Problem statement: What is needed here is an exact copy of all the data.

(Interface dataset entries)

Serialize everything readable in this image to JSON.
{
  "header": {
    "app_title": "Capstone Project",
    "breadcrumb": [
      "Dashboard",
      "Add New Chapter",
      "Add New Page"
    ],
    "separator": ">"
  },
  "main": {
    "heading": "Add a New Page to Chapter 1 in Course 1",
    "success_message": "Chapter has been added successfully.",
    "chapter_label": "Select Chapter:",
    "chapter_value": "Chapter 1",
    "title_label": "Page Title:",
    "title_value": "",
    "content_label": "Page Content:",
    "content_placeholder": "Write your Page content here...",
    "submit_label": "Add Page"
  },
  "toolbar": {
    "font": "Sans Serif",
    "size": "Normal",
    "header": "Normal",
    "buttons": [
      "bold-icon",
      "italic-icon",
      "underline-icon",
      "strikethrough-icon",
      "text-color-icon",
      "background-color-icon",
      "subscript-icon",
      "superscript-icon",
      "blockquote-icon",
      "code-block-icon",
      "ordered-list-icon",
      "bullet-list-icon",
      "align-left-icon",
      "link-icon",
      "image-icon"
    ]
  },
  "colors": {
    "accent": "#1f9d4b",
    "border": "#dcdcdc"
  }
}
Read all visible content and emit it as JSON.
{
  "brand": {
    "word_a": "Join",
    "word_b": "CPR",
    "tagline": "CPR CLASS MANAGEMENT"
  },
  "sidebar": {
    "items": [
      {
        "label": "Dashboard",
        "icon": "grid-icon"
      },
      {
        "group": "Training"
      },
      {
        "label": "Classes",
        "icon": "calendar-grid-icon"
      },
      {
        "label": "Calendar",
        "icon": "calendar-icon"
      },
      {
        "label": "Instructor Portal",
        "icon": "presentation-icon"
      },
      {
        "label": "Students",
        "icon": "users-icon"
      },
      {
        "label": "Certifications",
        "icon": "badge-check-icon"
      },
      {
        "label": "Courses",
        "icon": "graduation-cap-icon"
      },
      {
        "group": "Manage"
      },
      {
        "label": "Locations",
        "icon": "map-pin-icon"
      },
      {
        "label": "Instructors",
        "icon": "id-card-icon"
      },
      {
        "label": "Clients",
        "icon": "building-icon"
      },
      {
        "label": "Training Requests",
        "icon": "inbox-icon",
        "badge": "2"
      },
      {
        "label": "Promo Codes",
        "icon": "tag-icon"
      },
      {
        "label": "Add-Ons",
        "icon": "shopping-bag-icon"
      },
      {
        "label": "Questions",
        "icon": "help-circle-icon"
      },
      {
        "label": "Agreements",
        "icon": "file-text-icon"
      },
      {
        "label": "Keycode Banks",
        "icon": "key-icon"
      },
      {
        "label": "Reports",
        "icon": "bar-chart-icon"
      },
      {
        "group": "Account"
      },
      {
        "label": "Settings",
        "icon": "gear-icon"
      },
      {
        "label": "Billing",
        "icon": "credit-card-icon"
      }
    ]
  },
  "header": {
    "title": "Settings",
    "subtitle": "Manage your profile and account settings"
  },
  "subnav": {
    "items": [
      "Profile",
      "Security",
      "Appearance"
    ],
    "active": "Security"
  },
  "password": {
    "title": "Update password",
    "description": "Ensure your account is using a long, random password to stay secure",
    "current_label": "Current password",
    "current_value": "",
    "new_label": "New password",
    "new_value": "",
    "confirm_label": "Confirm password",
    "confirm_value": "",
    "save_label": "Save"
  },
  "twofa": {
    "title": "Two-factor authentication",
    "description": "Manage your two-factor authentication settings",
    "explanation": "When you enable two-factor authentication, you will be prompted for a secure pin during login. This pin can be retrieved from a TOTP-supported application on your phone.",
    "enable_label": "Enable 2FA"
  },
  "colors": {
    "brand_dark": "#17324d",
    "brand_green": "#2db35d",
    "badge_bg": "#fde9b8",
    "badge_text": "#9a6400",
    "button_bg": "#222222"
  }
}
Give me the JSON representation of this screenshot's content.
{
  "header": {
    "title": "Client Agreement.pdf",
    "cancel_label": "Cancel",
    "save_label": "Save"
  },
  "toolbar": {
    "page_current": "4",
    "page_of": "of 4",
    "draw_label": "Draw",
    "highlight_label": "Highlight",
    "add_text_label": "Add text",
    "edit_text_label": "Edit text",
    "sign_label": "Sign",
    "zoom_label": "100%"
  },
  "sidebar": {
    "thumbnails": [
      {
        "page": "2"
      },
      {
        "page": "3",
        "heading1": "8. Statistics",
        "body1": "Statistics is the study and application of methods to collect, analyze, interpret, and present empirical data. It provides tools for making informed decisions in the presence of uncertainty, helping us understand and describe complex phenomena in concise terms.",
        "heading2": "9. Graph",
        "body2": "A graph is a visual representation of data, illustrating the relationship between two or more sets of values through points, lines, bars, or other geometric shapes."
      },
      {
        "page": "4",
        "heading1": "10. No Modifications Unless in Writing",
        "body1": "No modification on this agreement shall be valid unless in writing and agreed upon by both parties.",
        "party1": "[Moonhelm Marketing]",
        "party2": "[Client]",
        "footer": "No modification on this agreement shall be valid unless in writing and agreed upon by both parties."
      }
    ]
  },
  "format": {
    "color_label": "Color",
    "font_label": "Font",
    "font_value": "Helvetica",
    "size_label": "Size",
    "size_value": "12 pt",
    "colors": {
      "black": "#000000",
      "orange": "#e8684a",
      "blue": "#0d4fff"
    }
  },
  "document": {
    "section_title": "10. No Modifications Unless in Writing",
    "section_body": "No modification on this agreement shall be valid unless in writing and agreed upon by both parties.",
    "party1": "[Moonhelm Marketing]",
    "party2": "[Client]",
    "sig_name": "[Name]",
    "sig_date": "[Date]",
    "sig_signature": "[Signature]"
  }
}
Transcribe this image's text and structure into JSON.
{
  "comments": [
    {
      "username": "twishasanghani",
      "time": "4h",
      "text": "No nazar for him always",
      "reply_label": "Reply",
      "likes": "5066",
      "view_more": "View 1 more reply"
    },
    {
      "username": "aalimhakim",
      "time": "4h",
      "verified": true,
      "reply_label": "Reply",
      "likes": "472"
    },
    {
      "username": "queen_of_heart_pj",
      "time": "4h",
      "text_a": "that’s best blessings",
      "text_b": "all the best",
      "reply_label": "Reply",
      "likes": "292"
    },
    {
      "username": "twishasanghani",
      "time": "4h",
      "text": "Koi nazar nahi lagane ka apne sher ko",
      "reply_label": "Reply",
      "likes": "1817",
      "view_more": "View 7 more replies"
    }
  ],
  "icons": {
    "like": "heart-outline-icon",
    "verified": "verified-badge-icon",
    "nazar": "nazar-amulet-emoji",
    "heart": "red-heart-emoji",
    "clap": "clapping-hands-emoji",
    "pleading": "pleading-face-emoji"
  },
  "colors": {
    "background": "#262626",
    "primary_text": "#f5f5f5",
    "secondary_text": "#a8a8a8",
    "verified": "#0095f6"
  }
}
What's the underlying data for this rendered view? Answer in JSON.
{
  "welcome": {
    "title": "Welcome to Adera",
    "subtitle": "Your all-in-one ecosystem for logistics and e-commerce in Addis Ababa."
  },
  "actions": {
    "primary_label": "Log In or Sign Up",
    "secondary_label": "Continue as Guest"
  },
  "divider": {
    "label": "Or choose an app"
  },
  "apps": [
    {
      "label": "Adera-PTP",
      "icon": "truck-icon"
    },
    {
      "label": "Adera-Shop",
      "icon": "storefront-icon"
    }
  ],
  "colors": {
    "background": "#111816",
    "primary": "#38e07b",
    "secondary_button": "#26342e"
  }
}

Answer for this exercise:
Serialize everything readable in this image to JSON.
{
  "header": {
    "app_title": "Capstone Project",
    "breadcrumb": [
      "Dashboard",
      "Add New Chapter",
      "Add New Page"
    ],
    "separator": ">"
  },
  "main": {
    "heading": "Add a New Page to Chapter 1 in Course 1",
    "success_message": "Chapter has been added successfully.",
    "chapter_label": "Select Chapter:",
    "chapter_value": "Chapter 1",
    "title_label": "Page Title:",
    "title_value": "",
    "content_label": "Page Content:",
    "content_placeholder": "Write your Page content here...",
    "submit_label": "Add Page"
  },
  "toolbar": {
    "font": "Sans Serif",
    "size": "Normal",
    "header": "Normal",
    "buttons": [
      "bold-icon",
      "italic-icon",
      "underline-icon",
      "strikethrough-icon",
      "text-color-icon",
      "background-color-icon",
      "subscript-icon",
      "superscript-icon",
      "blockquote-icon",
      "code-block-icon",
      "ordered-list-icon",
      "bullet-list-icon",
      "align-left-icon",
      "link-icon",
      "image-icon"
    ]
  },
  "colors": {
    "accent": "#1f9d4b",
    "border": "#dcdcdc"
  }
}
Read all visible content and emit it as JSON.
{
  "brand": {
    "word_a": "Join",
    "word_b": "CPR",
    "tagline": "CPR CLASS MANAGEMENT"
  },
  "sidebar": {
    "items": [
      {
        "label": "Dashboard",
        "icon": "grid-icon"
      },
      {
        "group": "Training"
      },
      {
        "label": "Classes",
        "icon": "calendar-grid-icon"
      },
      {
        "label": "Calendar",
        "icon": "calendar-icon"
      },
      {
        "label": "Instructor Portal",
        "icon": "presentation-icon"
      },
      {
        "label": "Students",
        "icon": "users-icon"
      },
      {
        "label": "Certifications",
        "icon": "badge-check-icon"
      },
      {
        "label": "Courses",
        "icon": "graduation-cap-icon"
      },
      {
        "group": "Manage"
      },
      {
        "label": "Locations",
        "icon": "map-pin-icon"
      },
      {
        "label": "Instructors",
        "icon": "id-card-icon"
      },
      {
        "label": "Clients",
        "icon": "building-icon"
      },
      {
        "label": "Training Requests",
        "icon": "inbox-icon",
        "badge": "2"
      },
      {
        "label": "Promo Codes",
        "icon": "tag-icon"
      },
      {
        "label": "Add-Ons",
        "icon": "shopping-bag-icon"
      },
      {
        "label": "Questions",
        "icon": "help-circle-icon"
      },
      {
        "label": "Agreements",
        "icon": "file-text-icon"
      },
      {
        "label": "Keycode Banks",
        "icon": "key-icon"
      },
      {
        "label": "Reports",
        "icon": "bar-chart-icon"
      },
      {
        "group": "Account"
      },
      {
        "label": "Settings",
        "icon": "gear-icon"
      },
      {
        "label": "Billing",
        "icon": "credit-card-icon"
      }
    ]
  },
  "header": {
    "title": "Settings",
    "subtitle": "Manage your profile and account settings"
  },
  "subnav": {
    "items": [
      "Profile",
      "Security",
      "Appearance"
    ],
    "active": "Security"
  },
  "password": {
    "title": "Update password",
    "description": "Ensure your account is using a long, random password to stay secure",
    "current_label": "Current password",
    "current_value": "",
    "new_label": "New password",
    "new_value": "",
    "confirm_label": "Confirm password",
    "confirm_value": "",
    "save_label": "Save"
  },
  "twofa": {
    "title": "Two-factor authentication",
    "description": "Manage your two-factor authentication settings",
    "explanation": "When you enable two-factor authentication, you will be prompted for a secure pin during login. This pin can be retrieved from a TOTP-supported application on your phone.",
    "enable_label": "Enable 2FA"
  },
  "colors": {
    "brand_dark": "#17324d",
    "brand_green": "#2db35d",
    "badge_bg": "#fde9b8",
    "badge_text": "#9a6400",
    "button_bg": "#222222"
  }
}
Give me the JSON representation of this screenshot's content.
{
  "header": {
    "title": "Client Agreement.pdf",
    "cancel_label": "Cancel",
    "save_label": "Save"
  },
  "toolbar": {
    "page_current": "4",
    "page_of": "of 4",
    "draw_label": "Draw",
    "highlight_label": "Highlight",
    "add_text_label": "Add text",
    "edit_text_label": "Edit text",
    "sign_label": "Sign",
    "zoom_label": "100%"
  },
  "sidebar": {
    "thumbnails": [
      {
        "page": "2"
      },
      {
        "page": "3",
        "heading1": "8. Statistics",
        "body1": "Statistics is the study and application of methods to collect, analyze, interpret, and present empirical data. It provides tools for making informed decisions in the presence of uncertainty, helping us understand and describe complex phenomena in concise terms.",
        "heading2": "9. Graph",
        "body2": "A graph is a visual representation of data, illustrating the relationship between two or more sets of values through points, lines, bars, or other geometric shapes."
      },
      {
        "page": "4",
        "heading1": "10. No Modifications Unless in Writing",
        "body1": "No modification on this agreement shall be valid unless in writing and agreed upon by both parties.",
        "party1": "[Moonhelm Marketing]",
        "party2": "[Client]",
        "footer": "No modification on this agreement shall be valid unless in writing and agreed upon by both parties."
      }
    ]
  },
  "format": {
    "color_label": "Color",
    "font_label": "Font",
    "font_value": "Helvetica",
    "size_label": "Size",
    "size_value": "12 pt",
    "colors": {
      "black": "#000000",
      "orange": "#e8684a",
      "blue": "#0d4fff"
    }
  },
  "document": {
    "section_title": "10. No Modifications Unless in Writing",
    "section_body": "No modification on this agreement shall be valid unless in writing and agreed upon by both parties.",
    "party1": "[Moonhelm Marketing]",
    "party2": "[Client]",
    "sig_name": "[Name]",
    "sig_date": "[Date]",
    "sig_signature": "[Signature]"
  }
}
Transcribe this image's text and structure into JSON.
{
  "comments": [
    {
      "username": "twishasanghani",
      "time": "4h",
      "text": "No nazar for him always",
      "reply_label": "Reply",
      "likes": "5066",
      "view_more": "View 1 more reply"
    },
    {
      "username": "aalimhakim",
      "time": "4h",
      "verified": true,
      "reply_label": "Reply",
      "likes": "472"
    },
    {
      "username": "queen_of_heart_pj",
      "time": "4h",
      "text_a": "that’s best blessings",
      "text_b": "all the best",
      "reply_label": "Reply",
      "likes": "292"
    },
    {
      "username": "twishasanghani",
      "time": "4h",
      "text": "Koi nazar nahi lagane ka apne sher ko",
      "reply_label": "Reply",
      "likes": "1817",
      "view_more": "View 7 more replies"
    }
  ],
  "icons": {
    "like": "heart-outline-icon",
    "verified": "verified-badge-icon",
    "nazar": "nazar-amulet-emoji",
    "heart": "red-heart-emoji",
    "clap": "clapping-hands-emoji",
    "pleading": "pleading-face-emoji"
  },
  "colors": {
    "background": "#262626",
    "primary_text": "#f5f5f5",
    "secondary_text": "#a8a8a8",
    "verified": "#0095f6"
  }
}
What's the underlying data for this rendered view? Answer in JSON.
{
  "welcome": {
    "title": "Welcome to Adera",
    "subtitle": "Your all-in-one ecosystem for logistics and e-commerce in Addis Ababa."
  },
  "actions": {
    "primary_label": "Log In or Sign Up",
    "secondary_label": "Continue as Guest"
  },
  "divider": {
    "label": "Or choose an app"
  },
  "apps": [
    {
      "label": "Adera-PTP",
      "icon": "truck-icon"
    },
    {
      "label": "Adera-Shop",
      "icon": "storefront-icon"
    }
  ],
  "colors": {
    "background": "#111816",
    "primary": "#38e07b",
    "secondary_button": "#26342e"
  }
}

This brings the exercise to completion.